Only a number is wanted here: the count of lines in the data below where the string "JSON" occurs.

Extracted data entries
*** Begin section ***

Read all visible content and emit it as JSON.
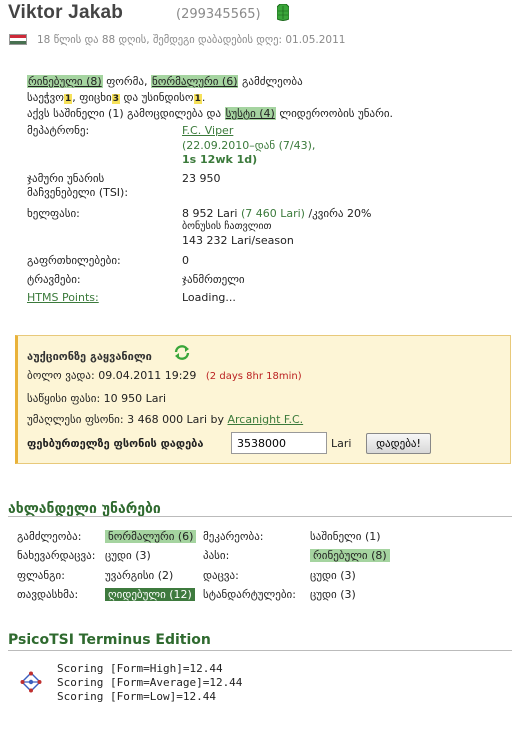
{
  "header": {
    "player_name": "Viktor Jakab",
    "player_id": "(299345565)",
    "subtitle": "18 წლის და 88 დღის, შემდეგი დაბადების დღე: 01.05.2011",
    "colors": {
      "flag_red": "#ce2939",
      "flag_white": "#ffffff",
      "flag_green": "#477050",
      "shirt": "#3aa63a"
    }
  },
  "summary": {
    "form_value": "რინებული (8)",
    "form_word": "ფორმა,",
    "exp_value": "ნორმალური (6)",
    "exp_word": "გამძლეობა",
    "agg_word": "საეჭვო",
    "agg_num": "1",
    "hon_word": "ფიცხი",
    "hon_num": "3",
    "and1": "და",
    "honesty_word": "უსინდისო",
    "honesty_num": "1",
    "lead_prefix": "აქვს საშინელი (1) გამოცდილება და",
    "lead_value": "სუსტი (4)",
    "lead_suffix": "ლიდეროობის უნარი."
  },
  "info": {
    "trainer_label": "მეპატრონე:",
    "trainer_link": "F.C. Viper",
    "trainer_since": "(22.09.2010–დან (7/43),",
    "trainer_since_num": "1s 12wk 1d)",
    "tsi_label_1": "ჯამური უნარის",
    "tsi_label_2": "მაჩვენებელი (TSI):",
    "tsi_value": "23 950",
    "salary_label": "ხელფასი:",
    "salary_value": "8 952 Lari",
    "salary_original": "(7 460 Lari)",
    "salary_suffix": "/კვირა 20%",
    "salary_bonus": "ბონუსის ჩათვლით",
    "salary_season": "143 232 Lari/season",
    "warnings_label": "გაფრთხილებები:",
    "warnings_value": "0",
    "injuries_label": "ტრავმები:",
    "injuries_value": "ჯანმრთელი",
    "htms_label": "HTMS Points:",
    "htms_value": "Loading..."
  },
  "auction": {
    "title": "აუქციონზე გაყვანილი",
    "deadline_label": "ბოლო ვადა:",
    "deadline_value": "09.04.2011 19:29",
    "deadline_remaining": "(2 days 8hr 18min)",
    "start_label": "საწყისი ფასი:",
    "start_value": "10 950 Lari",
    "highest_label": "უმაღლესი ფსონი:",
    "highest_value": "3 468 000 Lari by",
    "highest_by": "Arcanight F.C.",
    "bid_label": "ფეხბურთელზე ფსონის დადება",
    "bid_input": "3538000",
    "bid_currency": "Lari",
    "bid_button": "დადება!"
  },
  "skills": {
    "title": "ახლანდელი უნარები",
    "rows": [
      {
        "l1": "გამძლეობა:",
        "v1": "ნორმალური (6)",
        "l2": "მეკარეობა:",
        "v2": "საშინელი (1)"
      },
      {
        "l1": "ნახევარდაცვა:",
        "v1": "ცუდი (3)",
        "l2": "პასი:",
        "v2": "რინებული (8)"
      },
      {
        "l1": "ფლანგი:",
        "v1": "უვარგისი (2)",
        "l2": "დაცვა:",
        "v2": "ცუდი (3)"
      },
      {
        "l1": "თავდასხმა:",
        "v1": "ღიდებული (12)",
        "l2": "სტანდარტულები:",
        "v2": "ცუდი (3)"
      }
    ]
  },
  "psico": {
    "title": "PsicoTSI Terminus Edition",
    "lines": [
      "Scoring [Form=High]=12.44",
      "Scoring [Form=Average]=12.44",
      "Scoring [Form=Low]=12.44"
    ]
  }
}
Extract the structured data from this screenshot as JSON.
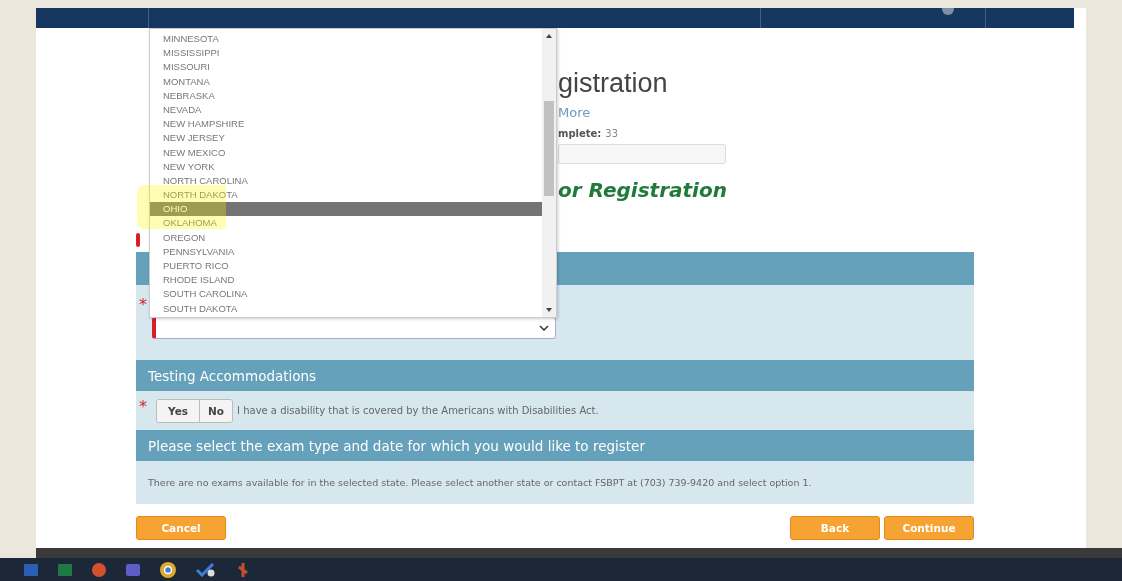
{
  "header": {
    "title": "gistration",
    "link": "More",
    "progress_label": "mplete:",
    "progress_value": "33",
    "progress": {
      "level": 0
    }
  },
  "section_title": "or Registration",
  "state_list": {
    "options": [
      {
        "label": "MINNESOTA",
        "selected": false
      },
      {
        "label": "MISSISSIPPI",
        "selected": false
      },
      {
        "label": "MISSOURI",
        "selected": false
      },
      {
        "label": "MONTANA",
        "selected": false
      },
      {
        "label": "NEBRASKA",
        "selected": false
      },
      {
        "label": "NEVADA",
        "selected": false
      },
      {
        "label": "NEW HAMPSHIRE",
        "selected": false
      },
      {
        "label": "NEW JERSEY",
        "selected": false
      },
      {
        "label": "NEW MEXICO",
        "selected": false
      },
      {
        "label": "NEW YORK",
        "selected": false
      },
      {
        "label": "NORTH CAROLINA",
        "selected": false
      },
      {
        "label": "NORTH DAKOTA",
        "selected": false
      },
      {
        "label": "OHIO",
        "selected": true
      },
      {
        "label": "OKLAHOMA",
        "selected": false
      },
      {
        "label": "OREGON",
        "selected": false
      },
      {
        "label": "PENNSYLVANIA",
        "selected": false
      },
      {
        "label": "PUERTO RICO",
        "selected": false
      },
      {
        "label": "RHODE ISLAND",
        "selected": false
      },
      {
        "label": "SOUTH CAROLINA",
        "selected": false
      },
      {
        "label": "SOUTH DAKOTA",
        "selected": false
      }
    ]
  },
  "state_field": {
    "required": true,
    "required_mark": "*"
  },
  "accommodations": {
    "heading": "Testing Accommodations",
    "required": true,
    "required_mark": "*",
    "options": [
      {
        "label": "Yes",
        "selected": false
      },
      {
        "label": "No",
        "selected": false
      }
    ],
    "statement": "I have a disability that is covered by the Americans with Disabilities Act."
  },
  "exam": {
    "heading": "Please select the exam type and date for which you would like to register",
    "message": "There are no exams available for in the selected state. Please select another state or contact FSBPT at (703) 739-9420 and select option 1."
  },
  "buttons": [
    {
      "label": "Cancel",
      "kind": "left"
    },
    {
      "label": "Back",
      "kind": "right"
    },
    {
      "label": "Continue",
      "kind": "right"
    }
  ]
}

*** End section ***

▶ [Response area] 2